The evolution of the titles of the Obaship and chieftaincy system in Lagos provide an entry point into understanding the dynamic history of the chieftaincy institution. In the second half of the sixteenth century, the Benin Empire established a military camp on Lagos Island, which became a strategic spot for the Oba and his large forces to defend the Empire’s interests. Oba (king) Orhogbua of Benin (c. 1550-1578) installed a ruler who replicated the monarchial system of Benin, and whose descendants have maintained the position of the Obaship until today (Agiri and Barnes 1987: 19).
Four classes of chiefs administered the town alongside the Oba in Lagos before the creation of Lagos state in 1967. The Akarigberes are the administrative chiefs, some of whom originated from Benin. The head of this class, the Eletu Odibo, is described as the prime minister and crowns the Oba. Even though the Ogalade are often said to migrate from Benin, the progenitor of the head of this class, Obanikoro, traced his ancestry to Idulowo, near Lagos. Ogalade works as the healers for the town and Obanikoro is the Oba’s traditional physician and priest.
The third classes of chiefs are the Idejos, who claim ownership of all lands in Lagos and fishing rights in the lagoon. They administered over their communities and served as the custodians of lands. Olumegbon is the head of this class. The Abagbons or war chiefs formed the fourth class of chiefs, whose head is the Ashogbon. They are responsible for defending Lagos during political strifes. Some of these chiefs came from Benin while others were formerly Ibigas (household enslaved persons), who were later promoted to chiefs. During Kosoko's reign from 1845 to 1851, Oshodi Tapa, Iperu Possu and Ajenia were the most influential chiefs in Lagos (Cole 1975: 16-19)

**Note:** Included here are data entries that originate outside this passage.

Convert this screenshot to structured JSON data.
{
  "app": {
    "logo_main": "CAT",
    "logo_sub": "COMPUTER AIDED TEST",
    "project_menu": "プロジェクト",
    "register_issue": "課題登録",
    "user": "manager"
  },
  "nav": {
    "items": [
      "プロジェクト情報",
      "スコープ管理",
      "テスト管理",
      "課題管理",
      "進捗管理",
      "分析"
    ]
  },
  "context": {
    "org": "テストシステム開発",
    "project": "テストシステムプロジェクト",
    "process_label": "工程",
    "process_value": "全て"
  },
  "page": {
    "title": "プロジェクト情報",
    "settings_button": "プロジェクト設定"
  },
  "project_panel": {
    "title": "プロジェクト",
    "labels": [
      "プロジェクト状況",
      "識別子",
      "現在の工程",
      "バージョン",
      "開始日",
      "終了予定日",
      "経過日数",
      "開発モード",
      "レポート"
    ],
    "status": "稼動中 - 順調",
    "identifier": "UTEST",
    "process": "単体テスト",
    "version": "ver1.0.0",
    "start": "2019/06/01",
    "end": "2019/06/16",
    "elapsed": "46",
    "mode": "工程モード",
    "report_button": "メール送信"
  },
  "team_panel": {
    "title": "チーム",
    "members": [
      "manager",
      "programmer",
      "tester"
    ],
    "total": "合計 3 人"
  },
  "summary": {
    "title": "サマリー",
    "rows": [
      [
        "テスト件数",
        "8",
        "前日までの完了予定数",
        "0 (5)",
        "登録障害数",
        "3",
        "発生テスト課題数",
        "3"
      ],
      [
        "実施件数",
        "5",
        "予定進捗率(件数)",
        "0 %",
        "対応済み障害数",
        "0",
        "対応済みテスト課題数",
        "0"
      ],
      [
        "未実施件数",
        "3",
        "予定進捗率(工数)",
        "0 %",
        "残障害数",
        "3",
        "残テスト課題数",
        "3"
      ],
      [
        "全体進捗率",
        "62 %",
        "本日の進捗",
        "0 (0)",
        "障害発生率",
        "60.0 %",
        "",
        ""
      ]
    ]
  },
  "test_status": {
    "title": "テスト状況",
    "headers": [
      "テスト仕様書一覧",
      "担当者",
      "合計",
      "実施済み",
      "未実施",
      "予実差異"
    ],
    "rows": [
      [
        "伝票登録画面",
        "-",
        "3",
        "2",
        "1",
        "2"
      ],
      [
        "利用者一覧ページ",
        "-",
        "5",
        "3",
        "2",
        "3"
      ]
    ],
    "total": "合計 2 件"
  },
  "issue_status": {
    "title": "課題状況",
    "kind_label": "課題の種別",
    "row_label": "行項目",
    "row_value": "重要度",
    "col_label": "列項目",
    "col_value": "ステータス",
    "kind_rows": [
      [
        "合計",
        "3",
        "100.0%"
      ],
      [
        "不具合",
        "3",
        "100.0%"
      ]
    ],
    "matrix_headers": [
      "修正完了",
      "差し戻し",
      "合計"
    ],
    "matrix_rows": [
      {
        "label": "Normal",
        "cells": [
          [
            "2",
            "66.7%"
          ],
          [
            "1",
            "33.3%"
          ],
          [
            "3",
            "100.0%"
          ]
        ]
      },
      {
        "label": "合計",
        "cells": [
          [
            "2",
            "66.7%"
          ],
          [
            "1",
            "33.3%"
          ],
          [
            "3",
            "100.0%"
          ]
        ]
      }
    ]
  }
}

In 1861, Oba Donsumu ceded Lagos to the Queen and her successors under duress. He attempted to maintain some authority by insisting in the treaty of cession that his stamp should be included in the documents, which involved the provision and transfer of land (Mann 2007: 101-102). Although the chiefs lost their administrative functions, they continued to retain their social and cultural roles. The tenure of Eleko Eshugbayi remains one of the highly discussed and tumultuous moments in the colonial history of Lagos. Esugbayi clashed with the Colonial Government, especially after he supported the popular opposition to the water rate tax in 1908. Later, Governor Hugh Clifford deposed Eleko Eshugbayi and forced him to exile in Oyo Kingdom in 1925. As a result of campaigns by his supporters such as the Ilu (town) Committee, an organization of prominent Lagosians, Eshugbayi was reinstalled as Oba in 1931, but died shortly after in 1932.
Since the creation of Lagos State in 1967, some chiefs such as Ojora have been promoted to Oba and are recognized by the Lagos State government. They continue to control territories across local governments and local council development areas in Lagos state. Oba Rilwan Akiolu is the paramount ruler and the chairman of the Lagos State Council of Obas and Chiefs.
These sources in this section expand on moments that have shaped the history of the chieftaincy and Obaship system in Lagos. Hon. Adekunle Alli’s Centenary of The Legend: Chief Alli Idosu (1906-1912) discusses the evolution of the Eletu Odibo title and the career of Alli Idosu as Eletu. Hon. Alli’s coronation magazine features the crowning of the current Oba Rilwan Akiolu in 2003 and the development of the Obaship position in Lagos. Other records include newspaper clippings on coronation of other chiefs and report on the Salawe Chieftaincy.
Agiri, Babatunde A., and Sandra Barnes. "Lagos before 1603." In History of the Peoples of Lagos State, edited by Ade Adefuye, Babatunde Agiri, and Jide Osuntokun, 18-32. Lagos, Nigeria: Lantern Books, 1987.
Cole Patrick. Modern and Traditional Elites in the Politics of Lagos. New York: Cambridge University Press, 1975.
Lawal Olakunle. “The Role of The Ilu Committee in the Politics of Lagos, 1900-1950.” ODU, no. 35 (1989): 188–207.
Mann Kristin. Slavery and the Birth of an African City: Lagos, 1760-1900. Bloomington/Indianapolis: Indiana University Press, 2007